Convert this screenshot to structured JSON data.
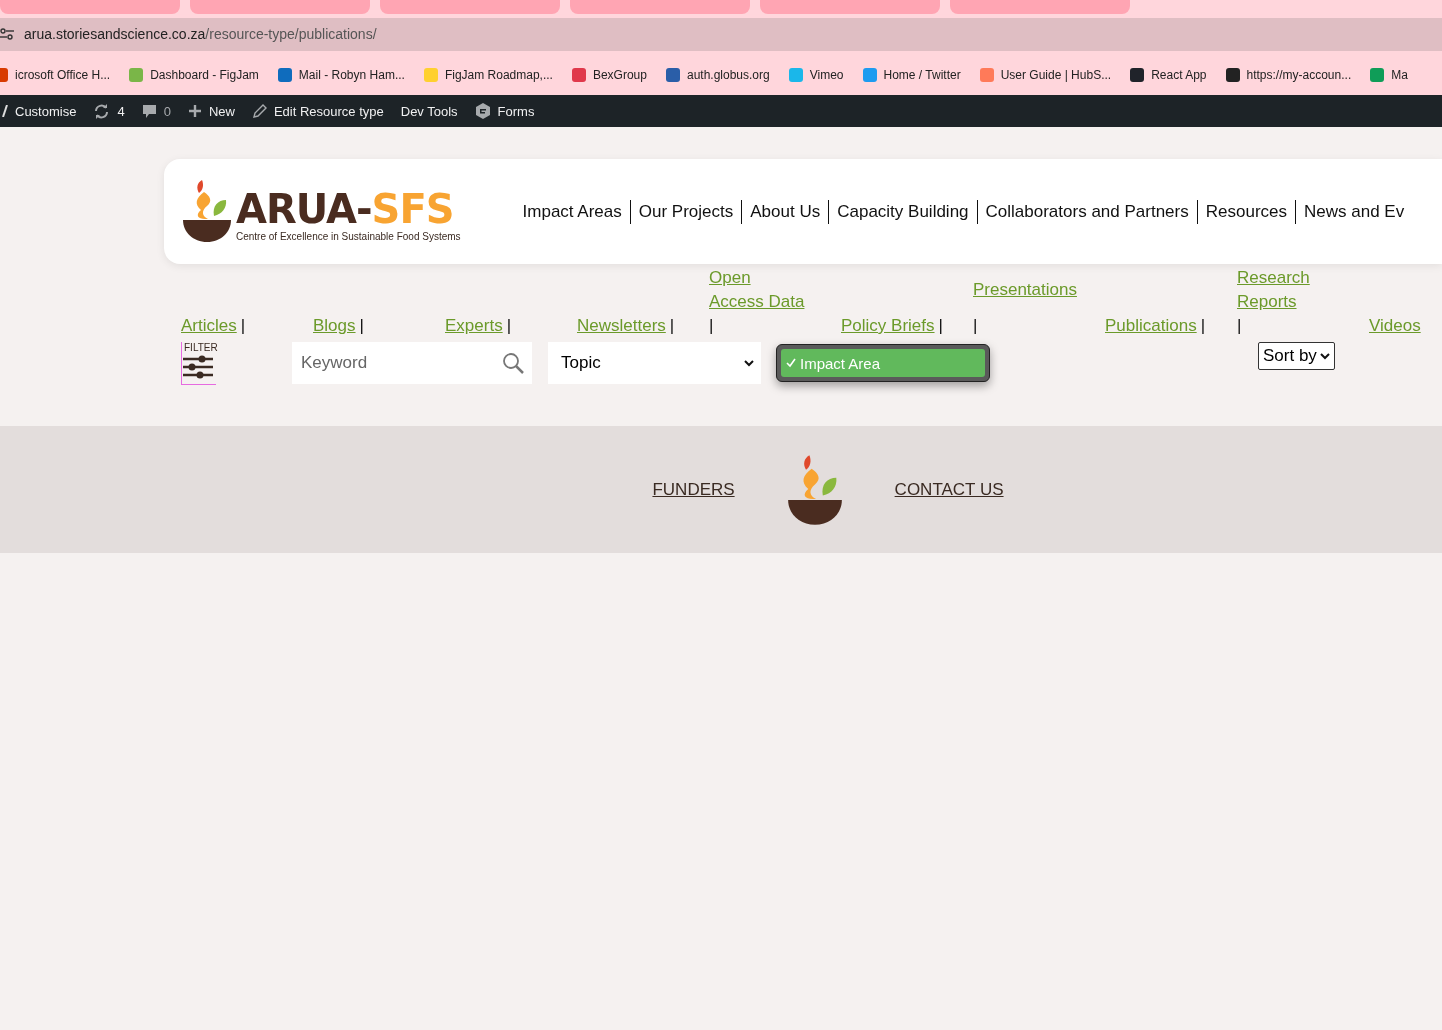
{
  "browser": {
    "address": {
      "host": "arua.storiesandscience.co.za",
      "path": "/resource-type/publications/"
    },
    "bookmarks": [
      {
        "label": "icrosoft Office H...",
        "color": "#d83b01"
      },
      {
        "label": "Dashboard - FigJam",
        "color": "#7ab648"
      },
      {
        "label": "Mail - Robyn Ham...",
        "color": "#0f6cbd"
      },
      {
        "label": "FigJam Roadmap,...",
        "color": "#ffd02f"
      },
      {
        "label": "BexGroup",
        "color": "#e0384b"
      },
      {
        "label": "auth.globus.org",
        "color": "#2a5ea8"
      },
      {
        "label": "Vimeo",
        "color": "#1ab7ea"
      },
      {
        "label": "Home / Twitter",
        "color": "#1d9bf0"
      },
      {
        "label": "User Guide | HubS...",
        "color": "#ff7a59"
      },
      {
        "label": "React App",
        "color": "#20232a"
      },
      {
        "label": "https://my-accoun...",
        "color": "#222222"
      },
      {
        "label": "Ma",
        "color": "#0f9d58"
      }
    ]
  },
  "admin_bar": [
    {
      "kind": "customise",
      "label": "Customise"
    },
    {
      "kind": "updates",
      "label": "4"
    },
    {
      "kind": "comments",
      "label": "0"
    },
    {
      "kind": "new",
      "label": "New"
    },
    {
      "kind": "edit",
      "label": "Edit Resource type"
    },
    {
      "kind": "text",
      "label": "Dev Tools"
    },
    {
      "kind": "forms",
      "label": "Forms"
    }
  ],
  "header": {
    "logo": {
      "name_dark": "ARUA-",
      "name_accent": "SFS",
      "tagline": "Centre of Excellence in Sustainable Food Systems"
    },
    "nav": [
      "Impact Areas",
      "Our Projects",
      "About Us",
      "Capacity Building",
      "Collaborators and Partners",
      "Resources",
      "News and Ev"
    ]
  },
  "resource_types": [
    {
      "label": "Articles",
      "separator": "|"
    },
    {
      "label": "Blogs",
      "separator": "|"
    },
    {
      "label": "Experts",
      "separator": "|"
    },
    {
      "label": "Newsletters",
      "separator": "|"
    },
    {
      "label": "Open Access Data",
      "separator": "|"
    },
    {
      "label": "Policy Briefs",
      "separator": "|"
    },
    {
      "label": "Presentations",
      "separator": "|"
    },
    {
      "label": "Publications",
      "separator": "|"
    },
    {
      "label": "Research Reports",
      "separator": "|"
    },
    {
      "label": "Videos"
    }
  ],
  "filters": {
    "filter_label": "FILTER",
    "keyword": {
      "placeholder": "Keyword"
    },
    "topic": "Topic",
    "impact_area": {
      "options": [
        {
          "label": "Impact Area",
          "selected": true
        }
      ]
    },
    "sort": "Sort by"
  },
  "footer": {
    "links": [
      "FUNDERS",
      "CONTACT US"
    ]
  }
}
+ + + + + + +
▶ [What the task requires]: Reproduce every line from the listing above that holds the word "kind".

▶ [Solution to this exercise]:
      "kind": "customise",
      "kind": "updates",
      "kind": "comments",
      "kind": "new",
      "kind": "edit",
      "kind": "text",
      "kind": "forms",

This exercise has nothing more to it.